What is required:
Where the word "name" shows up in the entries below, please copy the whole line.

Material provided:
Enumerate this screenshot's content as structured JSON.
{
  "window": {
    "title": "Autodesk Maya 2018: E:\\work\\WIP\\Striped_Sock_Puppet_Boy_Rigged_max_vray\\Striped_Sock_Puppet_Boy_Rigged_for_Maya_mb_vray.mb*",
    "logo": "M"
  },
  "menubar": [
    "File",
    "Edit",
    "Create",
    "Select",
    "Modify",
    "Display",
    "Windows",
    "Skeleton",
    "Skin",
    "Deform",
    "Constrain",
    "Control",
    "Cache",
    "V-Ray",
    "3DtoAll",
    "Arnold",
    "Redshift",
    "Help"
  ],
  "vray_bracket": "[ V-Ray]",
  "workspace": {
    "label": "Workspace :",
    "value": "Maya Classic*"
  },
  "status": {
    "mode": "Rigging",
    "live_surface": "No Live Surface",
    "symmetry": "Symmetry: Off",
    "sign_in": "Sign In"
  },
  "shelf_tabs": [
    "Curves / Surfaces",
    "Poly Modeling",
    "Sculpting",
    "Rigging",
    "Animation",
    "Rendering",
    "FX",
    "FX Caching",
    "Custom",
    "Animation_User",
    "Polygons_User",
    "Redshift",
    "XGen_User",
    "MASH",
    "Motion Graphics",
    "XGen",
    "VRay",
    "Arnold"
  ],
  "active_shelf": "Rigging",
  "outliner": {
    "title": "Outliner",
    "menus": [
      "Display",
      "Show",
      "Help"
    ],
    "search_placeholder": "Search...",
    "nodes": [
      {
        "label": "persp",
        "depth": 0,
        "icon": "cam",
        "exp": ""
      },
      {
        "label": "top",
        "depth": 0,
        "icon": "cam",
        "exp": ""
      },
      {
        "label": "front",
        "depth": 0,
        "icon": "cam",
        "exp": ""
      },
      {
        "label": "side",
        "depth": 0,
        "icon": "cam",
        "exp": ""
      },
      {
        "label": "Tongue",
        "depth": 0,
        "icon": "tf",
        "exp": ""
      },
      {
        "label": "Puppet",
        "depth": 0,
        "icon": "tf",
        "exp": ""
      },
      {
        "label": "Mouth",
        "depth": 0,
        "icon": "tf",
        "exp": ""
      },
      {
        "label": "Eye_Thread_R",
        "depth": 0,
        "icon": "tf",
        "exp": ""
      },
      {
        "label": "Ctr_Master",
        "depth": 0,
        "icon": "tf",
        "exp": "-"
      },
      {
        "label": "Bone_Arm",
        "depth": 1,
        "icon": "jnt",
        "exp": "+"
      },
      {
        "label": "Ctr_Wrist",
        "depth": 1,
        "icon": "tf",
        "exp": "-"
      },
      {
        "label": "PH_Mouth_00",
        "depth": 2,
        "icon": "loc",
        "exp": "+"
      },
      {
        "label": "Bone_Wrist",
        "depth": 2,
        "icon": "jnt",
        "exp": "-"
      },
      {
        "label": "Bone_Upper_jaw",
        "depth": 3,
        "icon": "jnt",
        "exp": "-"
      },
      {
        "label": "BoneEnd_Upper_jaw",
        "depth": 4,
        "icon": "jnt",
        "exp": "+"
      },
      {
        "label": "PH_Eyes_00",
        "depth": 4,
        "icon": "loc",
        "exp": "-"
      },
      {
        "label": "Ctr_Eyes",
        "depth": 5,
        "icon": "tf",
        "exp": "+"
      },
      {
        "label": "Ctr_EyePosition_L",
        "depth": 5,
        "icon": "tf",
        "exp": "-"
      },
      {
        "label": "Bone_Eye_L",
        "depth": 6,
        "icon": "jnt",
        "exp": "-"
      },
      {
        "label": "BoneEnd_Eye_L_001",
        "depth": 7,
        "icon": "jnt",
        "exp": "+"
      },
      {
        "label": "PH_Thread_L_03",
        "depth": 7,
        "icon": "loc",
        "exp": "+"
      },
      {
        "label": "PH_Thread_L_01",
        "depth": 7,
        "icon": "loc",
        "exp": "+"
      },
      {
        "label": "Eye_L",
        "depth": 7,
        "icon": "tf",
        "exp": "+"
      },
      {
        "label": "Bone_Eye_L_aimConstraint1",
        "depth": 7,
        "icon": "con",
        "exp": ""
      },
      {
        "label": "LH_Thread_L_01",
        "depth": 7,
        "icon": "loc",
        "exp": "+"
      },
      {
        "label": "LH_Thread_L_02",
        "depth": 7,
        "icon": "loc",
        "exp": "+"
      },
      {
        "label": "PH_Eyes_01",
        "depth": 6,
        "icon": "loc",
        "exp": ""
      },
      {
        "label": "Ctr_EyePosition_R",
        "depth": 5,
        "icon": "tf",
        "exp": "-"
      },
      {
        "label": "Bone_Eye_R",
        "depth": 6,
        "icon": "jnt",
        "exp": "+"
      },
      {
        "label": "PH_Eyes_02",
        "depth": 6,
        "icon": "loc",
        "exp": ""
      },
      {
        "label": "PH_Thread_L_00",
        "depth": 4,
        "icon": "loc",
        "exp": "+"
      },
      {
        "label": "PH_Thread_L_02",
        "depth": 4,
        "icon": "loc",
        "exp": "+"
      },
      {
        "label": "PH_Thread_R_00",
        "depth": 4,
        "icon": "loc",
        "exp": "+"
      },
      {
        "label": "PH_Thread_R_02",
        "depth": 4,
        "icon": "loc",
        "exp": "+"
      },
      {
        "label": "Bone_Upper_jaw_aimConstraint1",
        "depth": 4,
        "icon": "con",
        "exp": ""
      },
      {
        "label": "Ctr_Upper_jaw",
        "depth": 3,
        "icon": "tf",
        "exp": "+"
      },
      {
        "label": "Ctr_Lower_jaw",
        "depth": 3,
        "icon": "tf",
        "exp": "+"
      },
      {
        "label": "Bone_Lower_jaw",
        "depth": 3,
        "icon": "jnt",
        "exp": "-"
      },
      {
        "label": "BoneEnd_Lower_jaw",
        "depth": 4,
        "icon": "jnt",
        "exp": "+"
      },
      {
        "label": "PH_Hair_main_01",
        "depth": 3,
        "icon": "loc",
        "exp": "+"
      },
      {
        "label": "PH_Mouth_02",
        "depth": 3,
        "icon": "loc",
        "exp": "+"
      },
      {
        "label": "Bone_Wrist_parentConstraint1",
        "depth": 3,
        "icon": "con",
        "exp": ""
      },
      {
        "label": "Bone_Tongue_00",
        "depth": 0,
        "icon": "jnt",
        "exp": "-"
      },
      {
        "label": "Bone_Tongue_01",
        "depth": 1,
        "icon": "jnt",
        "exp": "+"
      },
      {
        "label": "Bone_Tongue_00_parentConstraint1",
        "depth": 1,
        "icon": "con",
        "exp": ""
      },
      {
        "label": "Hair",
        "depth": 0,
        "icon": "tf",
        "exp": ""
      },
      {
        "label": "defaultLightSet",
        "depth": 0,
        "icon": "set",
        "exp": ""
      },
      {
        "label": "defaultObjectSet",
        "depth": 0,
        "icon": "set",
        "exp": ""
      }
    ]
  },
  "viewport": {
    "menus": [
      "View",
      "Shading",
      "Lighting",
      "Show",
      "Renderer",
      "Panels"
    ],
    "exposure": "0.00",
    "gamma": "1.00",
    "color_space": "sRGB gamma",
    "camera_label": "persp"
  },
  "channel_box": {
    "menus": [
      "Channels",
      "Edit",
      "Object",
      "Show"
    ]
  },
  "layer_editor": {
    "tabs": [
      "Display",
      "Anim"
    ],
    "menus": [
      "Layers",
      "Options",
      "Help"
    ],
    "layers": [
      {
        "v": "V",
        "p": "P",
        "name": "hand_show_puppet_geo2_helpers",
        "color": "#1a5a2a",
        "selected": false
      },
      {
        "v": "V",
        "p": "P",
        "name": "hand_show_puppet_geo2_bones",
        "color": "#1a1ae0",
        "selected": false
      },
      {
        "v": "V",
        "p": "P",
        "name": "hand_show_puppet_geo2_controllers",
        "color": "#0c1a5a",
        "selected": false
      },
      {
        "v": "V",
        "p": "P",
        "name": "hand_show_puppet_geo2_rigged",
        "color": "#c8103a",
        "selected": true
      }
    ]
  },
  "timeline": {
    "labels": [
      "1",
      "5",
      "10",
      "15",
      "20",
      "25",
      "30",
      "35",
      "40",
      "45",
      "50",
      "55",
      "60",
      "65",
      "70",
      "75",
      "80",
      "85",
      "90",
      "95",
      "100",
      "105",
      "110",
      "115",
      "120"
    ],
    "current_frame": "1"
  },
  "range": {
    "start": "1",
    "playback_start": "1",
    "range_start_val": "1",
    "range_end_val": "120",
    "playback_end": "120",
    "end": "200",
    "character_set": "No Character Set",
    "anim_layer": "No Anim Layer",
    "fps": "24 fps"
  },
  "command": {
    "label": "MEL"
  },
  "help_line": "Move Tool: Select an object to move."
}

Answer box:
        "name": "hand_show_puppet_geo2_helpers",
        "name": "hand_show_puppet_geo2_bones",
        "name": "hand_show_puppet_geo2_controllers",
        "name": "hand_show_puppet_geo2_rigged",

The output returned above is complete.